§ **About this exercise**
What is the number of lines below that include the string "value"? Provide that number alone.
Records for processing: Begin
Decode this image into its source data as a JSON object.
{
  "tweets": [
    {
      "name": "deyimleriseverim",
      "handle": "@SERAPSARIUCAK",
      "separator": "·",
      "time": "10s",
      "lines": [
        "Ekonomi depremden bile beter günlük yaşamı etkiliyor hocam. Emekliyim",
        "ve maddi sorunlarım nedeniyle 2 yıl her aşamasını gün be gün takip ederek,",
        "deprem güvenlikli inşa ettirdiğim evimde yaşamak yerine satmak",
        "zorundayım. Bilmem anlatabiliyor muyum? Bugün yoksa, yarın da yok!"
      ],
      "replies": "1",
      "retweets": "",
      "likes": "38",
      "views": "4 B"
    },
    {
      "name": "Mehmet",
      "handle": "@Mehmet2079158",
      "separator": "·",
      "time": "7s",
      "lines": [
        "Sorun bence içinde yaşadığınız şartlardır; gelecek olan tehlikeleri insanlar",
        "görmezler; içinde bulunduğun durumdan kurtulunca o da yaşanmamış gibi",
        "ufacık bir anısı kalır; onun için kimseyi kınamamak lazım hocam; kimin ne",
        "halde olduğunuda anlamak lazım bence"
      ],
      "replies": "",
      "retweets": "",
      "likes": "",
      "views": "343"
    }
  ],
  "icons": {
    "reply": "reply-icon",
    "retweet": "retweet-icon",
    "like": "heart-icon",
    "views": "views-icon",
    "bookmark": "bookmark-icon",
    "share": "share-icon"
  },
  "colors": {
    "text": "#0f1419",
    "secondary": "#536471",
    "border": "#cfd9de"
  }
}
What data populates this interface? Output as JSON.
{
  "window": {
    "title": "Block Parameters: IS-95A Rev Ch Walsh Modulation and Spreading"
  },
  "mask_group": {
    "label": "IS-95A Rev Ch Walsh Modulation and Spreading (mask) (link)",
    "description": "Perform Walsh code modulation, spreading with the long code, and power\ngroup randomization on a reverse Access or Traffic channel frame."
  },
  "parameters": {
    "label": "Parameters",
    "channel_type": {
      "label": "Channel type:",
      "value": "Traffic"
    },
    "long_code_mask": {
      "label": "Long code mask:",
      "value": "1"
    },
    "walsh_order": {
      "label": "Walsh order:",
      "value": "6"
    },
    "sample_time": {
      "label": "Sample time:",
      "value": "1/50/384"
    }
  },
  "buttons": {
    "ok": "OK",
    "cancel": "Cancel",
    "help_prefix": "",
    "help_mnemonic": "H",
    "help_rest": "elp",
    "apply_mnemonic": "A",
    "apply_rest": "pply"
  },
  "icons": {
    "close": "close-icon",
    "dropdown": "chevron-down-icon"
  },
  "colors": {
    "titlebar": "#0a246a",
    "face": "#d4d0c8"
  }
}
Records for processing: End
§ **The answer**
4